---- Information provided

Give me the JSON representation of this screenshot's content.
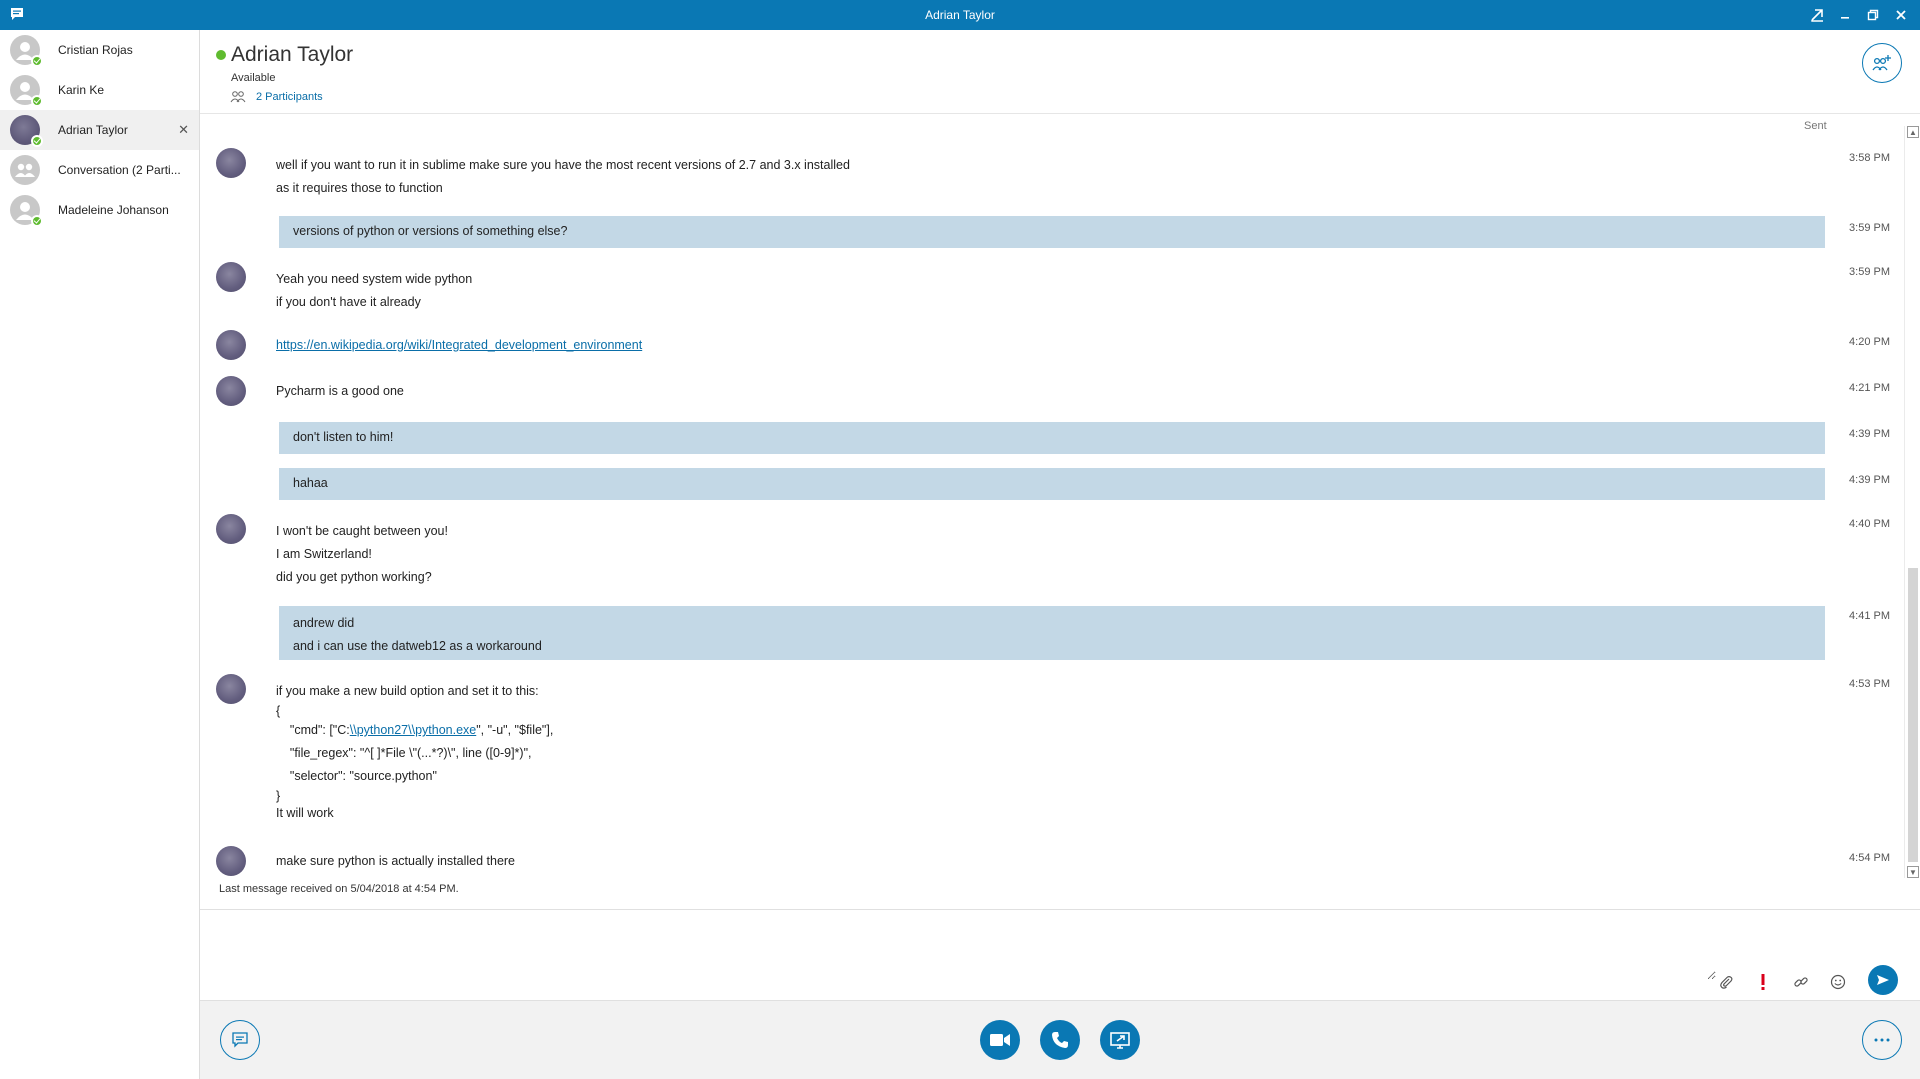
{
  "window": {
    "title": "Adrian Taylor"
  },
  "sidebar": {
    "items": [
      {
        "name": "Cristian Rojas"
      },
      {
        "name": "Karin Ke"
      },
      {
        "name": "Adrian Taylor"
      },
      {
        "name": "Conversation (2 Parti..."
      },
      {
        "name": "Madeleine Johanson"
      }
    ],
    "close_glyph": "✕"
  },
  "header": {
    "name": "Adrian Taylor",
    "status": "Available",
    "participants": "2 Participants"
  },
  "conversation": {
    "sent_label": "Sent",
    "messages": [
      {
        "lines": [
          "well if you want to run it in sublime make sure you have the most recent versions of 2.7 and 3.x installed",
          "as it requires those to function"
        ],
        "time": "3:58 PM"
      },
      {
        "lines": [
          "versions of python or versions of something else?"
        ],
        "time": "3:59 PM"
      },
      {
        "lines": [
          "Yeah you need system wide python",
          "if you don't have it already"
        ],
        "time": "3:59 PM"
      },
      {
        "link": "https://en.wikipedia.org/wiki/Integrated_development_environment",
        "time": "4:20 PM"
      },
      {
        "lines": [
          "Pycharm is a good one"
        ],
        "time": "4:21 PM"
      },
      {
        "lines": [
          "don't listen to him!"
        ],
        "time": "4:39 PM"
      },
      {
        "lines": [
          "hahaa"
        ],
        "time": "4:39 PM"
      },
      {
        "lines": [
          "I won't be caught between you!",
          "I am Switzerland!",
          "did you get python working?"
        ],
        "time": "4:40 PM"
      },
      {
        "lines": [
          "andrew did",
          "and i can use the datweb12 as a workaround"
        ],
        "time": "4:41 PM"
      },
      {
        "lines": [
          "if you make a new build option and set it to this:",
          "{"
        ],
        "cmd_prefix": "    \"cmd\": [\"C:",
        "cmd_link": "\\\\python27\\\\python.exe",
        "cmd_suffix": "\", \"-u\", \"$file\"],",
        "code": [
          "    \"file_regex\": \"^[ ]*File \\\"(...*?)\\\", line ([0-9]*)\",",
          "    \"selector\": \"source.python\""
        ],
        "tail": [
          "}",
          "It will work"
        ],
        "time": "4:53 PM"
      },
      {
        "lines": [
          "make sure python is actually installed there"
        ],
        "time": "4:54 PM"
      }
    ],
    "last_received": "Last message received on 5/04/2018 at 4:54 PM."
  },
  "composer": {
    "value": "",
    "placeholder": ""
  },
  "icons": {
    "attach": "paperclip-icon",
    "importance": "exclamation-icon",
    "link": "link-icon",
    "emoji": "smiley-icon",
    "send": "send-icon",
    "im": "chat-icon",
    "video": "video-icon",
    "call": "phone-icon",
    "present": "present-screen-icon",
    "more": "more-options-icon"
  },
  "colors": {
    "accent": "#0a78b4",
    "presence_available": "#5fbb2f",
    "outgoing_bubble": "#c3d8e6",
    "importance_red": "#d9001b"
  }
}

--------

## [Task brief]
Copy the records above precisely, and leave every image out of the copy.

## [Written response]
Give me the JSON representation of this screenshot's content.
{
  "window": {
    "title": "Adrian Taylor"
  },
  "sidebar": {
    "items": [
      {
        "name": "Cristian Rojas"
      },
      {
        "name": "Karin Ke"
      },
      {
        "name": "Adrian Taylor"
      },
      {
        "name": "Conversation (2 Parti..."
      },
      {
        "name": "Madeleine Johanson"
      }
    ],
    "close_glyph": "✕"
  },
  "header": {
    "name": "Adrian Taylor",
    "status": "Available",
    "participants": "2 Participants"
  },
  "conversation": {
    "sent_label": "Sent",
    "messages": [
      {
        "lines": [
          "well if you want to run it in sublime make sure you have the most recent versions of 2.7 and 3.x installed",
          "as it requires those to function"
        ],
        "time": "3:58 PM"
      },
      {
        "lines": [
          "versions of python or versions of something else?"
        ],
        "time": "3:59 PM"
      },
      {
        "lines": [
          "Yeah you need system wide python",
          "if you don't have it already"
        ],
        "time": "3:59 PM"
      },
      {
        "link": "https://en.wikipedia.org/wiki/Integrated_development_environment",
        "time": "4:20 PM"
      },
      {
        "lines": [
          "Pycharm is a good one"
        ],
        "time": "4:21 PM"
      },
      {
        "lines": [
          "don't listen to him!"
        ],
        "time": "4:39 PM"
      },
      {
        "lines": [
          "hahaa"
        ],
        "time": "4:39 PM"
      },
      {
        "lines": [
          "I won't be caught between you!",
          "I am Switzerland!",
          "did you get python working?"
        ],
        "time": "4:40 PM"
      },
      {
        "lines": [
          "andrew did",
          "and i can use the datweb12 as a workaround"
        ],
        "time": "4:41 PM"
      },
      {
        "lines": [
          "if you make a new build option and set it to this:",
          "{"
        ],
        "cmd_prefix": "    \"cmd\": [\"C:",
        "cmd_link": "\\\\python27\\\\python.exe",
        "cmd_suffix": "\", \"-u\", \"$file\"],",
        "code": [
          "    \"file_regex\": \"^[ ]*File \\\"(...*?)\\\", line ([0-9]*)\",",
          "    \"selector\": \"source.python\""
        ],
        "tail": [
          "}",
          "It will work"
        ],
        "time": "4:53 PM"
      },
      {
        "lines": [
          "make sure python is actually installed there"
        ],
        "time": "4:54 PM"
      }
    ],
    "last_received": "Last message received on 5/04/2018 at 4:54 PM."
  },
  "composer": {
    "value": "",
    "placeholder": ""
  },
  "icons": {
    "attach": "paperclip-icon",
    "importance": "exclamation-icon",
    "link": "link-icon",
    "emoji": "smiley-icon",
    "send": "send-icon",
    "im": "chat-icon",
    "video": "video-icon",
    "call": "phone-icon",
    "present": "present-screen-icon",
    "more": "more-options-icon"
  },
  "colors": {
    "accent": "#0a78b4",
    "presence_available": "#5fbb2f",
    "outgoing_bubble": "#c3d8e6",
    "importance_red": "#d9001b"
  }
}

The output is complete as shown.